On February 8, 2013 I’ll be presenting a seminar at the NRLA LBM EXPO in Boston titled Understanding and Selling the Many Shades of Green”One of my goals at this seminar is to help LBM dealers take advantage of the green building and renovation market that is expected to grow significantly as the economy improves.  Another goal is to help them so they can help their contractor customers sell and use more green products. 

Green Remodeling

 

In addition to discussing how different consumers define green and why, I plan to help them decided which products to sell and how to sell them.  To do so I will be offering and discussing the list of criteria below.  Contractors trying to decide what to sell should also find the list very helpful.  The key to success will be matching some or all of the criteria below to the green motivations of the home owner with the money.

 

 

Seven Criteria for Choosing Green Products to Sell

#1: Is the material effective in your conditions/climate?

Green Products for LBM DealersHeat, cold, moisture, insects…

#2: Is the material healthy and safe?

For workers, consumers and the planet

#3: Is the material durable and easily maintained?

Saves time, money, replacement, and disposal costs

#4: Is the material available in your area and can contractors work with it?

Saves time and money

#5: Is the material used efficiently?

Locally sourced, transportation considerations, processing considerations

Efficient use of resources, recycled and/or recyclable

#6: Is the material cost effective?

Now and in the future: maintenance, replacement, comfort, health effects/costs

#7: Is the material aesthetically satisfying to the consumer?

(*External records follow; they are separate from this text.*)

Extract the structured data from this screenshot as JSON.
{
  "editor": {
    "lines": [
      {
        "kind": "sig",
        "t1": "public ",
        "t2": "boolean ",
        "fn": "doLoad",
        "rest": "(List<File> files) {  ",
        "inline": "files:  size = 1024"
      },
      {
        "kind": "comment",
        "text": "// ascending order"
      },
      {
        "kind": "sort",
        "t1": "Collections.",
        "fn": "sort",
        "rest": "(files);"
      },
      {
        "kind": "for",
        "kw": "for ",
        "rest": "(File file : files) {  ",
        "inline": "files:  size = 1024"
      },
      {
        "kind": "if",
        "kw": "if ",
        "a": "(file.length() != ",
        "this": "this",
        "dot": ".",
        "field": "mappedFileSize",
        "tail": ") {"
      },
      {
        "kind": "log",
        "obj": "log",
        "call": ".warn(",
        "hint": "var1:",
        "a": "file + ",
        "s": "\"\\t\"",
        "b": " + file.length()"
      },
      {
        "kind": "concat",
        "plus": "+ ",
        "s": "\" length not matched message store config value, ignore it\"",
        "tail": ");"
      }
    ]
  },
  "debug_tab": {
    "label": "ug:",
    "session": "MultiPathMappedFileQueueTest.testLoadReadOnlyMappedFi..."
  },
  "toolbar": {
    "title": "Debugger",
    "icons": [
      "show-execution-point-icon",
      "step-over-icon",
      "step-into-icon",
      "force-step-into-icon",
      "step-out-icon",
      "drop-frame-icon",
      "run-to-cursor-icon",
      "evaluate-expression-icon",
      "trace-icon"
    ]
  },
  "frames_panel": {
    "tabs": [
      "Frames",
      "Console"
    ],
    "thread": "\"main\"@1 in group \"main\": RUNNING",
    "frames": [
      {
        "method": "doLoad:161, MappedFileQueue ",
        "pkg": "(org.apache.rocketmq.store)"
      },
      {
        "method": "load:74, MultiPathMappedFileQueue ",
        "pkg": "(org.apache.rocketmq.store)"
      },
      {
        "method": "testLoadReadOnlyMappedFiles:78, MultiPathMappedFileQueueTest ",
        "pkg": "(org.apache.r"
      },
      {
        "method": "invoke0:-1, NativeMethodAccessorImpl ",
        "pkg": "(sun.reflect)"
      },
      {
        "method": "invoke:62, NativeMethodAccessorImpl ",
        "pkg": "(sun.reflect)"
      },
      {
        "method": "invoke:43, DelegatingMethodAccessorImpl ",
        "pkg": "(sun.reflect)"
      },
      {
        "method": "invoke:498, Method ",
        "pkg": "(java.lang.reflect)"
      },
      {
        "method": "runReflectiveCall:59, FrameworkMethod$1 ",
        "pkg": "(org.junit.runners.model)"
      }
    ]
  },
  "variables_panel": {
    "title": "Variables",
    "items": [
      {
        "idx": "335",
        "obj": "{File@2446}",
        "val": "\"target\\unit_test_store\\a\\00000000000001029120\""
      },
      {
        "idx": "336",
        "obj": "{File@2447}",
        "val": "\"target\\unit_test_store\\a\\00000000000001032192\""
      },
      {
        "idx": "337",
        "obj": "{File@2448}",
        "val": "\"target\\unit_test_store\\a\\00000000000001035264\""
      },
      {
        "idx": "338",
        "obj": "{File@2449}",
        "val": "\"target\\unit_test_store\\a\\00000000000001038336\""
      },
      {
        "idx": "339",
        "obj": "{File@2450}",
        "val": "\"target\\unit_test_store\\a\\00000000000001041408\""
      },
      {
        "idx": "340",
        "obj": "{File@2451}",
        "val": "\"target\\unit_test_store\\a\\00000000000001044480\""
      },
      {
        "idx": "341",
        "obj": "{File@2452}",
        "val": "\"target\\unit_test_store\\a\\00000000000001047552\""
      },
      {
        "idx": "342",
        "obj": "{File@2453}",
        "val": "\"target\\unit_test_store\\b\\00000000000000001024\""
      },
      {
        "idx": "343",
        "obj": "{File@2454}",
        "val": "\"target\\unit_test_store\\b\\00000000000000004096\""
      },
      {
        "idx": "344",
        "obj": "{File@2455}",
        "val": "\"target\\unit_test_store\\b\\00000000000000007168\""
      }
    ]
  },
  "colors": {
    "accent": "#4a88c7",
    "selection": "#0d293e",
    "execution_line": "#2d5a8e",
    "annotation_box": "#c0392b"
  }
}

That’s important too!

 

Topics: LBM Related Topics, Green Considerations, Success Strategies, Sales Considerations, Design Trends, Marketing Considerations